Funny thing happened while playing internet chess the other night. After an evenly balanced struggle I entered a simple rook and pawn ending. I was a pawn up, but because I had read Survival Guide to Rook Endings by John Emms I knew straight away that the position was dead drawn. But after a confused series of (totally uneccessary) checks from my opponent, which actually drove my king to a much better location, a drawn position became a won one. Now the point is this: many players are strong in the opening and middle phase of a chess game but much weaker in endgame play. So as average players seeking to improve we should study the endgame. This will add greatly to our playing strength and enable us to win many more games.
All very well to hand out this trite advice, but look at most endgame books! No wonder the amateur player neglects to study them. Well, here is an exception. I'm pleased to say that Emms has authored a very readable guide to rook endings. His explanations of procedure are engaging and very understandable. Rather than presenting diagram after diagram to rote learn Emms gives us the conceptual tools for correct play. Further, Survival Guide to Rook Endings covers much more material than that required for mere 'survival'. Coverage extends well beyond an introductory level - I doubt I will need another rook book (though to be fair I am only a club player). Perhaps very strong players would find this book too basic but I have seen a big practical benefits from studying the material. Each chapter is logical, interesting and rounded off with excercises to help the reader practice. Previous to reading this book I had tried to teach myself rook endings from Kere's endgame book and Euwe's one as well.

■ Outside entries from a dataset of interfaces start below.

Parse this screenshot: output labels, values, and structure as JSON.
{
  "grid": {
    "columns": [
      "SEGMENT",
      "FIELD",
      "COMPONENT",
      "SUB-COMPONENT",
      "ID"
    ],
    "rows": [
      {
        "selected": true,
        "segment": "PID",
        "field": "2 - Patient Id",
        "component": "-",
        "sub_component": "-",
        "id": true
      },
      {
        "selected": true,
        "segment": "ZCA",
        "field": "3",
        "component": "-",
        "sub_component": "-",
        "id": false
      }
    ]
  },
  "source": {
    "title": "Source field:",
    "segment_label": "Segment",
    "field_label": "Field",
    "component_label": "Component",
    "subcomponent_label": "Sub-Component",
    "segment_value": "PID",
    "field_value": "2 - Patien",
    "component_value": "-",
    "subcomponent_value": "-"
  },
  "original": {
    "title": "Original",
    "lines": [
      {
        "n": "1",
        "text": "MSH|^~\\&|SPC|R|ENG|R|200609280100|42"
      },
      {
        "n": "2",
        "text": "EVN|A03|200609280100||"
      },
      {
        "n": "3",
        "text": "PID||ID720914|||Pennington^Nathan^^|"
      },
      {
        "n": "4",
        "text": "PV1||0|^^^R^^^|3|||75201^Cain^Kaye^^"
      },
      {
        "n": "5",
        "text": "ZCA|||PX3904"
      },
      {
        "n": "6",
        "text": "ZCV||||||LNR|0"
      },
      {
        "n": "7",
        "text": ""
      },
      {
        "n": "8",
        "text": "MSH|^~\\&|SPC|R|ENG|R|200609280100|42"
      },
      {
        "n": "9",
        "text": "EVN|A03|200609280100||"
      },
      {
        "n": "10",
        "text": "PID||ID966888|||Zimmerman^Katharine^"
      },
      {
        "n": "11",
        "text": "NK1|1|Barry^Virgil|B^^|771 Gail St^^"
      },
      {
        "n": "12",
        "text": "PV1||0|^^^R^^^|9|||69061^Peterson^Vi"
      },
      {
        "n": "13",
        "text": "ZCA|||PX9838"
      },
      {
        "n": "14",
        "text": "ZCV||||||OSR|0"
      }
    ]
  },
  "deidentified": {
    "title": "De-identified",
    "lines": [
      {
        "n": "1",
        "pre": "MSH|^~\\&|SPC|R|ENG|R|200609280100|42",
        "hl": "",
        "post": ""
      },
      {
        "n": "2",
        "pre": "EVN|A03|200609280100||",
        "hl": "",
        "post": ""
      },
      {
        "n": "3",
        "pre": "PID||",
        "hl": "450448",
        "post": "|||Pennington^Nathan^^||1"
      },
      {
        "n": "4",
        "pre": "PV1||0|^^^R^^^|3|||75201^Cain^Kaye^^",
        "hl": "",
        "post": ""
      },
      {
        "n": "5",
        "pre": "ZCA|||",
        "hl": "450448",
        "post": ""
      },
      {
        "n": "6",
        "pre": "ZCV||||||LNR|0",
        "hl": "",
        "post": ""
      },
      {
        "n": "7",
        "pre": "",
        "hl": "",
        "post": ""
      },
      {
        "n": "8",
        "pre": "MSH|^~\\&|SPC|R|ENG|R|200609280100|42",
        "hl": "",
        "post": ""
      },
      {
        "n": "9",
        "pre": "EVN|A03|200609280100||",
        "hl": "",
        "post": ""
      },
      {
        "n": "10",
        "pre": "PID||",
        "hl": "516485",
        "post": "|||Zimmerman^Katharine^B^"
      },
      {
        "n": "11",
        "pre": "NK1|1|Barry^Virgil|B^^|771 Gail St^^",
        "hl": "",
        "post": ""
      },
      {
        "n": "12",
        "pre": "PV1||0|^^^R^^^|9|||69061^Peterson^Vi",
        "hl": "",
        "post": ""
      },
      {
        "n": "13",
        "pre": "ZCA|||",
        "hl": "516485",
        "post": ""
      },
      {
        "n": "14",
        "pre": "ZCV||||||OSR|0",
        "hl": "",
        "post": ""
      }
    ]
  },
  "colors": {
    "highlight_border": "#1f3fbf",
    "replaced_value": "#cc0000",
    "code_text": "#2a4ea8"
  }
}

Both left me cold although both are actually very good chess authors - such is the difficult nature of the subject. Emms seems to have the magic touch however. I only wish I had a copy of Dvoretsky's acclaimed endgame manual so I could compare his handling of rook material with Emm's. All in all a fine effort.
Book Title = Book Contents May 21, 2000
Basic rook endings, rook and pawn endings (pawns on one side of the board), rook and pawn endings (pawns on both sides of the board), and double rook endings: a very focused 160 pages! Material ranges from the classic Lucena/Philidor positions, to much more complex practical rook endings. I think The Survival Guide can be profitably used both by novices for a concise introduction to rook endings and stronger players (including masters) as a comprehensive review and reinforcement. I also feel that GM Emms presents the material in an interesting, informative and well-organized manner, and maintains his emphasis on practical rook endings. Agreeing that there are other rook endings books, I still believe that you are much more likely to read, enjoy and finish The Survival Guide than most other books.
Best Introduction to Rook Endings Jan 22, 2000
This book is the best practical introduction to rook endings currently available. It should be useful for players rated anywhere from 1300 to 2300, but is probably targeted at average club players like myself, with a rating of 1800. While there are other rook endings books on the market - Nunn, Korchnoi, Smyslov and Levenfish, ECE - they're all rather esoteric and removed, to varying extents, from the concerns of a practical player. Emms gives one exactly what one needs to know. If one wants to pursue the subject further, one can consult one of the aforementioned tomes.